About this exercise>
Please copy every record exactly as it is written.

Records contained in a dataset

:::

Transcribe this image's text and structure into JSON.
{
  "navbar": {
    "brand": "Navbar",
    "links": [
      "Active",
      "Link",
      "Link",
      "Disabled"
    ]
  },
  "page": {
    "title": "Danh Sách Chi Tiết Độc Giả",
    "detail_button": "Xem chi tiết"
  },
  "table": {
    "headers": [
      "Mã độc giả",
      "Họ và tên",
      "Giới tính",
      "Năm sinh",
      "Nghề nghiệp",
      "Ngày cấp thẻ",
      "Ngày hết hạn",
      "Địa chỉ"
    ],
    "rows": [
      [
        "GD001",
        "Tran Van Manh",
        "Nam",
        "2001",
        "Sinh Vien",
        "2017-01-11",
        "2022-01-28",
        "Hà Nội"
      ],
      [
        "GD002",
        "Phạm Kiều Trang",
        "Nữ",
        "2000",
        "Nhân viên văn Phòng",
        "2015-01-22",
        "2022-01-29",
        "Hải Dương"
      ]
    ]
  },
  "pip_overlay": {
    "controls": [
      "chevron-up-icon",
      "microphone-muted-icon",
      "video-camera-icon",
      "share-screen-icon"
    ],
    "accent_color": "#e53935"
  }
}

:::

Final answer>
Transcribe this image's text and structure into JSON.
{
  "navbar": {
    "brand": "Navbar",
    "links": [
      "Active",
      "Link",
      "Link",
      "Disabled"
    ]
  },
  "page": {
    "title": "Danh Sách Chi Tiết Độc Giả",
    "detail_button": "Xem chi tiết"
  },
  "table": {
    "headers": [
      "Mã độc giả",
      "Họ và tên",
      "Giới tính",
      "Năm sinh",
      "Nghề nghiệp",
      "Ngày cấp thẻ",
      "Ngày hết hạn",
      "Địa chỉ"
    ],
    "rows": [
      [
        "GD001",
        "Tran Van Manh",
        "Nam",
        "2001",
        "Sinh Vien",
        "2017-01-11",
        "2022-01-28",
        "Hà Nội"
      ],
      [
        "GD002",
        "Phạm Kiều Trang",
        "Nữ",
        "2000",
        "Nhân viên văn Phòng",
        "2015-01-22",
        "2022-01-29",
        "Hải Dương"
      ]
    ]
  },
  "pip_overlay": {
    "controls": [
      "chevron-up-icon",
      "microphone-muted-icon",
      "video-camera-icon",
      "share-screen-icon"
    ],
    "accent_color": "#e53935"
  }
}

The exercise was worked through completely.